(Data about app and page elements)
________________________

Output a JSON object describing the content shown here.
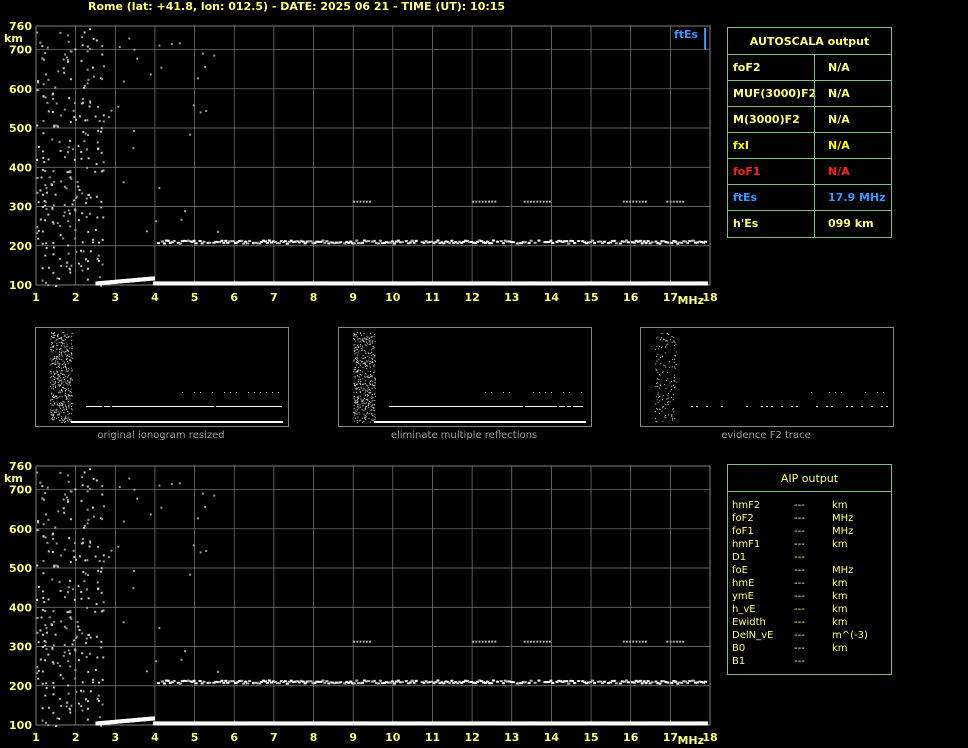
{
  "header": "Rome (lat: +41.8, lon: 012.5) - DATE: 2025 06 21 - TIME (UT): 10:15",
  "colors": {
    "background": "#000000",
    "grid": "#808080",
    "axis_text": "#ffff80",
    "panel_border": "#7fbf7f",
    "ftEs": "#3399ff",
    "foF1": "#ff2020",
    "trace": "#ffffff"
  },
  "chart_data": [
    {
      "type": "scatter",
      "name": "ionogram-top",
      "xlabel": "MHz",
      "ylabel": "km",
      "x_ticks": [
        1,
        2,
        3,
        4,
        5,
        6,
        7,
        8,
        9,
        10,
        11,
        12,
        13,
        14,
        15,
        16,
        17,
        18
      ],
      "y_ticks": [
        100,
        200,
        300,
        400,
        500,
        600,
        700,
        760
      ],
      "xlim": [
        1,
        18
      ],
      "ylim": [
        100,
        760
      ],
      "grid": true,
      "annotation": "ftEs",
      "traces": [
        {
          "label": "E trace",
          "x": [
            2.5,
            18
          ],
          "y": 105
        },
        {
          "label": "E rise",
          "x": [
            3.0,
            3.8
          ],
          "y": [
            108,
            120
          ]
        },
        {
          "label": "Es trace",
          "x": [
            4.0,
            17.9
          ],
          "y": 210
        },
        {
          "label": "weak layer",
          "x": [
            9.0,
            17.0
          ],
          "y": 315
        }
      ]
    },
    {
      "type": "scatter",
      "name": "ionogram-bottom",
      "xlabel": "MHz",
      "ylabel": "km",
      "x_ticks": [
        1,
        2,
        3,
        4,
        5,
        6,
        7,
        8,
        9,
        10,
        11,
        12,
        13,
        14,
        15,
        16,
        17,
        18
      ],
      "y_ticks": [
        100,
        200,
        300,
        400,
        500,
        600,
        700,
        760
      ],
      "xlim": [
        1,
        18
      ],
      "ylim": [
        100,
        760
      ],
      "grid": true
    }
  ],
  "autoscala": {
    "title": "AUTOSCALA output",
    "rows": [
      {
        "key": "foF2",
        "value": "N/A",
        "color": "#ffff80"
      },
      {
        "key": "MUF(3000)F2",
        "value": "N/A",
        "color": "#ffff80"
      },
      {
        "key": "M(3000)F2",
        "value": "N/A",
        "color": "#ffff80"
      },
      {
        "key": "fxI",
        "value": "N/A",
        "color": "#ffff00"
      },
      {
        "key": "foF1",
        "value": "N/A",
        "color": "#ff2020"
      },
      {
        "key": "ftEs",
        "value": "17.9 MHz",
        "color": "#3399ff"
      },
      {
        "key": "h'Es",
        "value": "099      km",
        "color": "#ffff80"
      }
    ]
  },
  "thumbnails": [
    {
      "caption": "original ionogram resized"
    },
    {
      "caption": "eliminate multiple reflections"
    },
    {
      "caption": "evidence F2 trace"
    }
  ],
  "aip": {
    "title": "AIP output",
    "rows": [
      {
        "key": "hmF2",
        "value": "---",
        "unit": "km"
      },
      {
        "key": "foF2",
        "value": "---",
        "unit": "MHz"
      },
      {
        "key": "foF1",
        "value": "---",
        "unit": "MHz"
      },
      {
        "key": "hmF1",
        "value": "---",
        "unit": "km"
      },
      {
        "key": "D1",
        "value": "---",
        "unit": ""
      },
      {
        "key": "foE",
        "value": "---",
        "unit": "MHz"
      },
      {
        "key": "hmE",
        "value": "---",
        "unit": "km"
      },
      {
        "key": "ymE",
        "value": "---",
        "unit": "km"
      },
      {
        "key": "h_vE",
        "value": "---",
        "unit": "km"
      },
      {
        "key": "Ewidth",
        "value": "---",
        "unit": "km"
      },
      {
        "key": "DelN_vE",
        "value": "---",
        "unit": "m^(-3)"
      },
      {
        "key": "B0",
        "value": "---",
        "unit": "km"
      },
      {
        "key": "B1",
        "value": "---",
        "unit": ""
      }
    ]
  }
}
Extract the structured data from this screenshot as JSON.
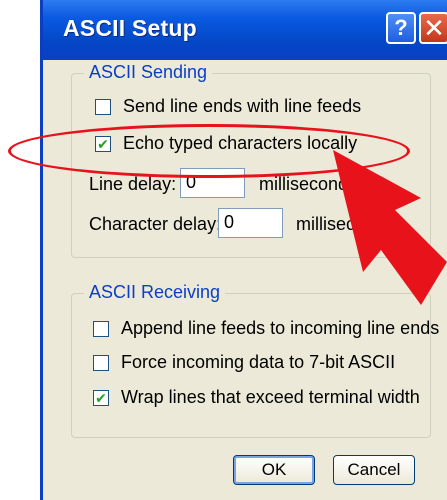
{
  "window": {
    "title": "ASCII Setup",
    "help_glyph": "?",
    "close_glyph": "✕"
  },
  "ascii_sending": {
    "legend": "ASCII Sending",
    "send_line_ends_label": "Send line ends with line feeds",
    "send_line_ends_checked": false,
    "echo_typed_label": "Echo typed characters locally",
    "echo_typed_checked": true,
    "line_delay_label": "Line delay:",
    "line_delay_value": "0",
    "line_delay_unit": "milliseconds.",
    "char_delay_label": "Character delay:",
    "char_delay_value": "0",
    "char_delay_unit": "milliseconds."
  },
  "ascii_receiving": {
    "legend": "ASCII Receiving",
    "append_lf_label": "Append line feeds to incoming line ends",
    "append_lf_checked": false,
    "force_7bit_label": "Force incoming data to 7-bit ASCII",
    "force_7bit_checked": false,
    "wrap_lines_label": "Wrap lines that exceed terminal width",
    "wrap_lines_checked": true
  },
  "buttons": {
    "ok": "OK",
    "cancel": "Cancel"
  },
  "check_glyph": "✔",
  "colors": {
    "title_bar": "#0a3fc4",
    "dialog_bg": "#ece9d8",
    "legend_text": "#0a3fc4",
    "annotation_red": "#e8121b"
  }
}
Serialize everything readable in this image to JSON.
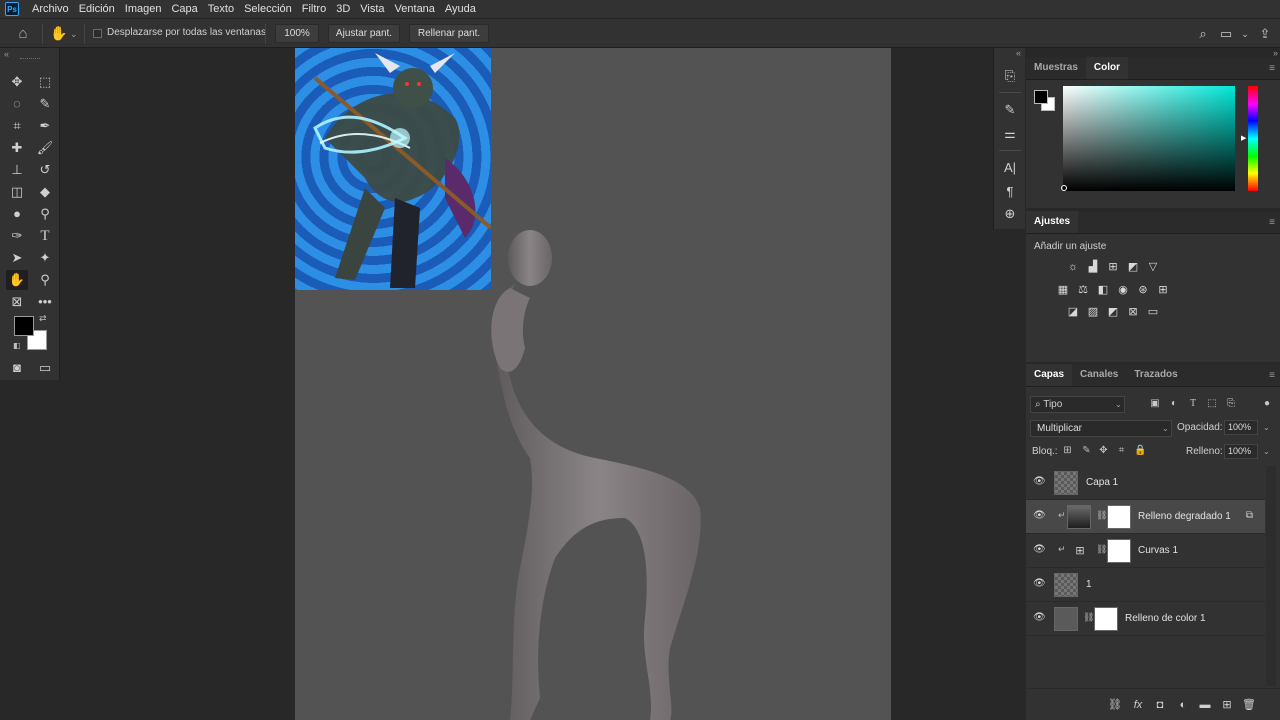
{
  "app": {
    "logo": "Ps"
  },
  "menu": [
    "Archivo",
    "Edición",
    "Imagen",
    "Capa",
    "Texto",
    "Selección",
    "Filtro",
    "3D",
    "Vista",
    "Ventana",
    "Ayuda"
  ],
  "options": {
    "scroll_all_label": "Desplazarse por todas las ventanas",
    "zoom_button": "100%",
    "fit_screen_button": "Ajustar pant.",
    "fill_screen_button": "Rellenar pant."
  },
  "panels": {
    "swatches_tab": "Muestras",
    "color_tab": "Color",
    "adjustments_tab": "Ajustes",
    "adjustments_label": "Añadir un ajuste",
    "layers_tab": "Capas",
    "channels_tab": "Canales",
    "paths_tab": "Trazados"
  },
  "layers": {
    "filter_kind": "Tipo",
    "blend_mode": "Multiplicar",
    "opacity_label": "Opacidad:",
    "opacity_value": "100%",
    "lock_label": "Bloq.:",
    "fill_label": "Relleno:",
    "fill_value": "100%",
    "items": [
      {
        "name": "Capa 1"
      },
      {
        "name": "Relleno degradado 1"
      },
      {
        "name": "Curvas 1"
      },
      {
        "name": "1"
      },
      {
        "name": "Relleno de color 1"
      }
    ]
  },
  "colors": {
    "foreground": "#000000",
    "background": "#ffffff",
    "canvas": "#535353",
    "accent": "#31a8ff"
  }
}
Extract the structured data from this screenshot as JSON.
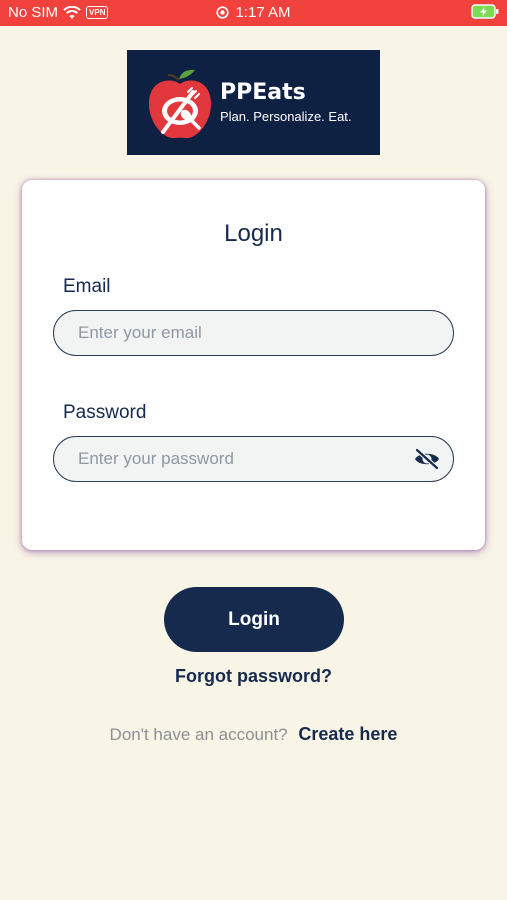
{
  "status_bar": {
    "carrier": "No SIM",
    "vpn": "VPN",
    "time": "1:17 AM"
  },
  "brand": {
    "name": "PPEats",
    "tagline": "Plan. Personalize. Eat.",
    "colors": {
      "navy": "#0f2143",
      "apple_red": "#e2373c",
      "status_red": "#f0413c",
      "background": "#f8f4e6"
    }
  },
  "login_card": {
    "title": "Login",
    "email": {
      "label": "Email",
      "placeholder": "Enter your email",
      "value": ""
    },
    "password": {
      "label": "Password",
      "placeholder": "Enter your password",
      "value": "",
      "toggle_icon": "eye-off-icon"
    }
  },
  "actions": {
    "login_label": "Login",
    "forgot_label": "Forgot password?",
    "signup_prompt": "Don't have an account?",
    "signup_link": "Create here"
  }
}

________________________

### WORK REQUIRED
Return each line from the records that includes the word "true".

### EXERCISE RESULT
      "grid": true,
      "grid": true
    "echo_typed_checked": true,
    "wrap_lines_checked": true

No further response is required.